**Assignment**
Filter the listing below, keeping only the lines with the word "answer".

**Exercise material**
========================================================================

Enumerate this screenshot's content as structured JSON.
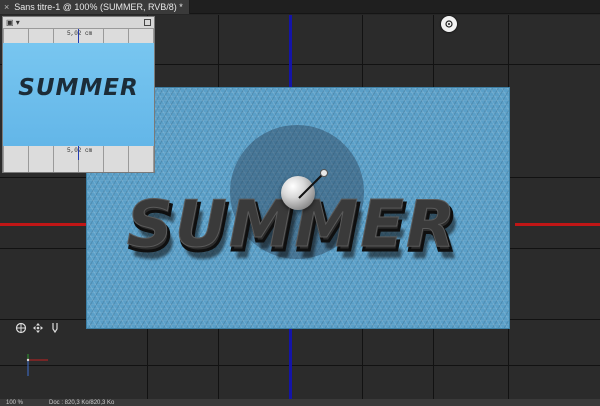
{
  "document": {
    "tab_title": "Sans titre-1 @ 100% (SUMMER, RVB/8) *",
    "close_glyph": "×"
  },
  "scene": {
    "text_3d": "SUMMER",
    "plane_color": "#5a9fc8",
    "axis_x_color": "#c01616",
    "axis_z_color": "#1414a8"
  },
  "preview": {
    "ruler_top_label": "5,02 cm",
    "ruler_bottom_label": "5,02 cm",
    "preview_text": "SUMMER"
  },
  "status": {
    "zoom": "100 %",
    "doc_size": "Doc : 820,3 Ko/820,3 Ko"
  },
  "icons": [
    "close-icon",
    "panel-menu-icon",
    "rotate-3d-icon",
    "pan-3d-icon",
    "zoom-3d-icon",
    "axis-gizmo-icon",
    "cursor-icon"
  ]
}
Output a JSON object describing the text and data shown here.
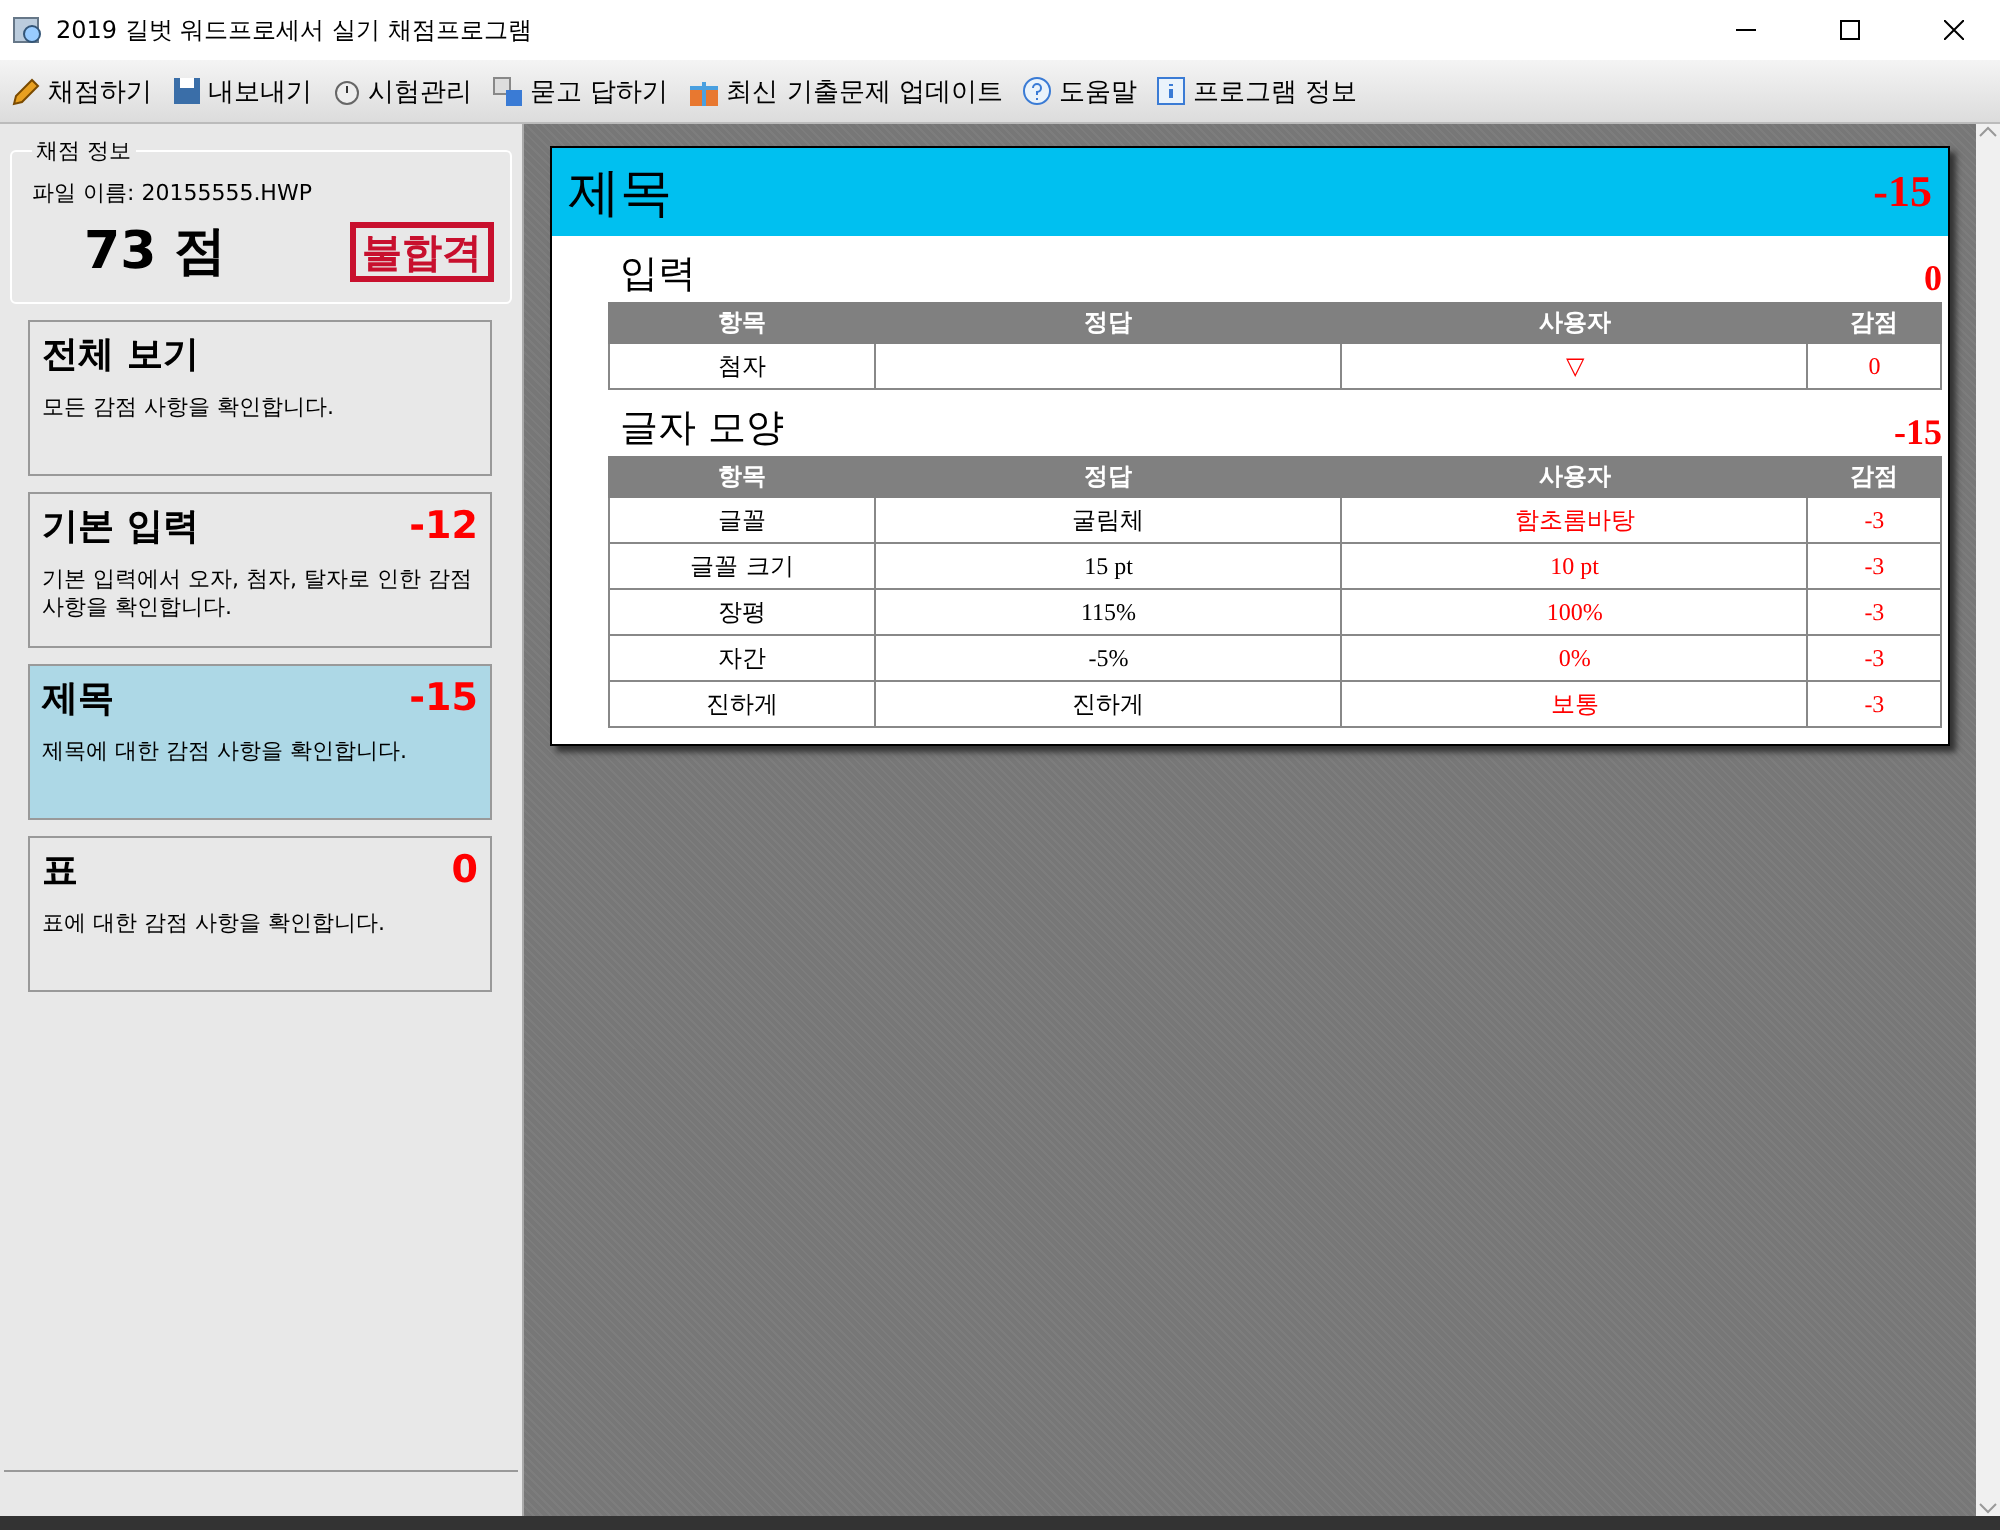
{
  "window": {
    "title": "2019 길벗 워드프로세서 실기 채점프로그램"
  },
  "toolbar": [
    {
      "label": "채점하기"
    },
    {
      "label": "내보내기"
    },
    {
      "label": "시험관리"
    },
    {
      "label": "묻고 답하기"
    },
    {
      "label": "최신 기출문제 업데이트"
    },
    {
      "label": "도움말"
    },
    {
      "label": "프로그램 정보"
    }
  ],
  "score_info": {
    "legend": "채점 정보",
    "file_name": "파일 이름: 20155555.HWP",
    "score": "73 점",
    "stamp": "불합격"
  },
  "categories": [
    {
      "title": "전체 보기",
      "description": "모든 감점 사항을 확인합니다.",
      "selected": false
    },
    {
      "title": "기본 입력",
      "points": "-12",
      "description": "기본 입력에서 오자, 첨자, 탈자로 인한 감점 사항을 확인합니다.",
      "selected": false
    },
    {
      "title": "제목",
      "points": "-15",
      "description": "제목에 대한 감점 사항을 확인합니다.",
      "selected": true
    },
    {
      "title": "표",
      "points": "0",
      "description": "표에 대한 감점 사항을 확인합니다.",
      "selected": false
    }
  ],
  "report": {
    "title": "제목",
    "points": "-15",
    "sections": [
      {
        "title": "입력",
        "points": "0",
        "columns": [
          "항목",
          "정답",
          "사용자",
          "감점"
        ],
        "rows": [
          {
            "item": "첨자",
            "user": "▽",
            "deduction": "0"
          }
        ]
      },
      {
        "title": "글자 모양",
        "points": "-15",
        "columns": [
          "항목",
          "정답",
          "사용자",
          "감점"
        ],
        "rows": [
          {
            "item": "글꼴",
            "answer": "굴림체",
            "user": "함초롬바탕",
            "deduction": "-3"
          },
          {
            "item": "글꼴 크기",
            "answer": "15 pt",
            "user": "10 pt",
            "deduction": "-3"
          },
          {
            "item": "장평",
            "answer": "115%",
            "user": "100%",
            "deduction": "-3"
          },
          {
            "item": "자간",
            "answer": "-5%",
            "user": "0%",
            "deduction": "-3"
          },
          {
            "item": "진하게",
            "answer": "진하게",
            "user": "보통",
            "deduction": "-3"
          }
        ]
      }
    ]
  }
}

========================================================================

**Completed task**
            "answer": "굴림체",
            "answer": "15 pt",
            "answer": "115%",
            "answer": "-5%",
            "answer": "진하게",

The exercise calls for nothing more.